→ EXERCISE GOAL
The data that follows should be copied out exactly.
BEGIN PROVIDED MATERIAL
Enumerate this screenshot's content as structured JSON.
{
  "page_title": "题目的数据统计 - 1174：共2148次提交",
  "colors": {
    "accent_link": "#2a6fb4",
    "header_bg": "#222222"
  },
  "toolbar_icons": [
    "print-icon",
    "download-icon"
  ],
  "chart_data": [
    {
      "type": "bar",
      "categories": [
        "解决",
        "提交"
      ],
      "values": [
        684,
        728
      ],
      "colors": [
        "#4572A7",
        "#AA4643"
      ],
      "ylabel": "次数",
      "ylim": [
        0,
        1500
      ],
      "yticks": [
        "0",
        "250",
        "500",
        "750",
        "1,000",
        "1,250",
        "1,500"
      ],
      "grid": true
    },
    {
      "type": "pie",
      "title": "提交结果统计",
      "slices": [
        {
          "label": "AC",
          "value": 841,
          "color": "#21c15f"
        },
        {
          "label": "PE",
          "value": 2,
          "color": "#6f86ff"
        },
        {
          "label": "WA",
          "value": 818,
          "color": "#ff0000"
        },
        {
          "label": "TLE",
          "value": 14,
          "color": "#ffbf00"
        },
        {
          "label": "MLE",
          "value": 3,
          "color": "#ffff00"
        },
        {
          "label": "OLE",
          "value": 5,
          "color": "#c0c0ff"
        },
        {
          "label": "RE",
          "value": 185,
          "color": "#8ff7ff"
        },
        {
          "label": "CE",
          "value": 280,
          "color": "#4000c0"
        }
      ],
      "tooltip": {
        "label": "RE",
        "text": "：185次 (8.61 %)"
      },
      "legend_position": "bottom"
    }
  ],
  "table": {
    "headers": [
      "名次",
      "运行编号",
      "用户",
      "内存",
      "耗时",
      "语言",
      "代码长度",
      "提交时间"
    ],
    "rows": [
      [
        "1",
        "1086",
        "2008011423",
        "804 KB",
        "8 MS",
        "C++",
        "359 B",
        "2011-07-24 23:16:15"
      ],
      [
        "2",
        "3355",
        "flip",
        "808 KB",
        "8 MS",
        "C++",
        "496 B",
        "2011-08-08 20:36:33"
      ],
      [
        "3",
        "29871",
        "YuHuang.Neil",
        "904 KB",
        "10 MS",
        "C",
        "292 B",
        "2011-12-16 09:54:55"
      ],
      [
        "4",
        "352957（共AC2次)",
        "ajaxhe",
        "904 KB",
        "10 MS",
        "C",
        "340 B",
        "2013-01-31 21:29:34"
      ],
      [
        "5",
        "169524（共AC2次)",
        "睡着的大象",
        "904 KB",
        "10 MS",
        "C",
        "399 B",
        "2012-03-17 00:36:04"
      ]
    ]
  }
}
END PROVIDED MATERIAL
→ TASK ANSWER
Enumerate this screenshot's content as structured JSON.
{
  "page_title": "题目的数据统计 - 1174：共2148次提交",
  "colors": {
    "accent_link": "#2a6fb4",
    "header_bg": "#222222"
  },
  "toolbar_icons": [
    "print-icon",
    "download-icon"
  ],
  "chart_data": [
    {
      "type": "bar",
      "categories": [
        "解决",
        "提交"
      ],
      "values": [
        684,
        728
      ],
      "colors": [
        "#4572A7",
        "#AA4643"
      ],
      "ylabel": "次数",
      "ylim": [
        0,
        1500
      ],
      "yticks": [
        "0",
        "250",
        "500",
        "750",
        "1,000",
        "1,250",
        "1,500"
      ],
      "grid": true
    },
    {
      "type": "pie",
      "title": "提交结果统计",
      "slices": [
        {
          "label": "AC",
          "value": 841,
          "color": "#21c15f"
        },
        {
          "label": "PE",
          "value": 2,
          "color": "#6f86ff"
        },
        {
          "label": "WA",
          "value": 818,
          "color": "#ff0000"
        },
        {
          "label": "TLE",
          "value": 14,
          "color": "#ffbf00"
        },
        {
          "label": "MLE",
          "value": 3,
          "color": "#ffff00"
        },
        {
          "label": "OLE",
          "value": 5,
          "color": "#c0c0ff"
        },
        {
          "label": "RE",
          "value": 185,
          "color": "#8ff7ff"
        },
        {
          "label": "CE",
          "value": 280,
          "color": "#4000c0"
        }
      ],
      "tooltip": {
        "label": "RE",
        "text": "：185次 (8.61 %)"
      },
      "legend_position": "bottom"
    }
  ],
  "table": {
    "headers": [
      "名次",
      "运行编号",
      "用户",
      "内存",
      "耗时",
      "语言",
      "代码长度",
      "提交时间"
    ],
    "rows": [
      [
        "1",
        "1086",
        "2008011423",
        "804 KB",
        "8 MS",
        "C++",
        "359 B",
        "2011-07-24 23:16:15"
      ],
      [
        "2",
        "3355",
        "flip",
        "808 KB",
        "8 MS",
        "C++",
        "496 B",
        "2011-08-08 20:36:33"
      ],
      [
        "3",
        "29871",
        "YuHuang.Neil",
        "904 KB",
        "10 MS",
        "C",
        "292 B",
        "2011-12-16 09:54:55"
      ],
      [
        "4",
        "352957（共AC2次)",
        "ajaxhe",
        "904 KB",
        "10 MS",
        "C",
        "340 B",
        "2013-01-31 21:29:34"
      ],
      [
        "5",
        "169524（共AC2次)",
        "睡着的大象",
        "904 KB",
        "10 MS",
        "C",
        "399 B",
        "2012-03-17 00:36:04"
      ]
    ]
  }
}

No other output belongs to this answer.